 Focus..... Warbux magnum came through and made me think of the older days of Chicago moped shops.
 An interesting boost port modification. 
Some times I leave little notes for people.
Which way does this huge arrow go!~?
 "yea it runs, just need it jetted" Also look at that petcock a centimeter away from the carb haha.
 One of our favorite customers got in a fender bender.
 We got it sorted out.
Motion Left Relics from the past.
 Moped Trivia: NAME THAT PART!!!!
 Got to install a Motobecane Turbo Kit side bleed pipe.
The rear pipe mount on the engine cases took some fiddling but it ended up mounting fine.
 I had to remove the kickstand and hack the mount for the pipe to not rub while fully variated. 
So I was VERY excited to finally work on a derny bike. The gentleman who inquired about getting it worked on was relieved we actually knew what it was. If you dont know, a derny bike is a E50 powered (usually) pace setting bike for the Velodrome races. Check out videos of the racers drafting them, it's cool. BTW this bike has a throttle dial and is completely fixed gear, it was fun to ride. The fellow who brought it in said "Mr. Bianchi....imported this from Germany" Idk how true that is, but it was exciting to have in the shop. 
Puch E50, 21mm PHGB, 80cc Metra kit and a pipe that doesnt exactly perform at all. I installed a condenser and this came with no lighting coil, pretty sweet. 
 Bonus funny Derny bike video, the Thin Lizzy and radness starts at 1:05.
 A BEAUTIFUL 1986 General 5 star came through the shop recently. We installed an 80cc Polini, 15:15 SHA, and a Zen pipe. It was almost a shame because of how everything on the bike was pristine. 

 Next was some funky Sachs fixes we saw.

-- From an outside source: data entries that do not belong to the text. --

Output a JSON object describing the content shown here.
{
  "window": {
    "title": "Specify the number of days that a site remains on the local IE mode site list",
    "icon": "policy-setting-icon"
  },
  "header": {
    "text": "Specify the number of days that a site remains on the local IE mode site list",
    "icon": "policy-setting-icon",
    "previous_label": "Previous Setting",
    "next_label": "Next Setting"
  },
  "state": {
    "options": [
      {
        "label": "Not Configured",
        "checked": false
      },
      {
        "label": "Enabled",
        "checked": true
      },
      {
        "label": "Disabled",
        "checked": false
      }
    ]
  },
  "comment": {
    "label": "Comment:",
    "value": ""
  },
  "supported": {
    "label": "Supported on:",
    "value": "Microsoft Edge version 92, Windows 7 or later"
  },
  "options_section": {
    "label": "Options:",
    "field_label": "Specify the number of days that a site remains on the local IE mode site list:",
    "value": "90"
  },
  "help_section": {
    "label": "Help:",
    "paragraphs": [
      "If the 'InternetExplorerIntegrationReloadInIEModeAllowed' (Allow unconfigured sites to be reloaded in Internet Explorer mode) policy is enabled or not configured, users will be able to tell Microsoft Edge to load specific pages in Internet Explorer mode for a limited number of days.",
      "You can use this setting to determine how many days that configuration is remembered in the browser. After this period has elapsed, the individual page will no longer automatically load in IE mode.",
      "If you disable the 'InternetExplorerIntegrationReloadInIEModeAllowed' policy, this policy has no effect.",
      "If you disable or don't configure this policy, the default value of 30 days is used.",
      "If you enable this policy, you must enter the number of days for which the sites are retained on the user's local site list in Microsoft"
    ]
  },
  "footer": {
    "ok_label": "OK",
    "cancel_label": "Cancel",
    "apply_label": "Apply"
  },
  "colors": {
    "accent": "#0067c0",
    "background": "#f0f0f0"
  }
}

This guy gets A for effort and working with what he had. 
 What a very nice homemade Sachs transmission cover.
So I picked up a Demm Smily for cheap cheap and had to address a few issues. First the piston was gone so I grabbed a stock 38mm Minarelli V1 piston and threw it in. Secondly the head was stripped out and after a failed helicoil attempt, I went and dug in my parts pile. I found that Tomos and Puch stud pattern was a direct fit with the Demm. Out of all the Tomos and Puch heads the Tomos A3 seemed to be the most similar in size and looks to the stock Demm cylinder. The only issue was the head was too thick and the cylinder studs barely stuck through the holes in the head.  I just took the head to a drill press and drilled the holes to be more shallow. With all that done, I ran a stock puch head gasket and it works great. I sold the bike to my neighbor and he has been ripping hard on it. Demms are such fun little stock bikes, everyone should have one for going to garage sales on.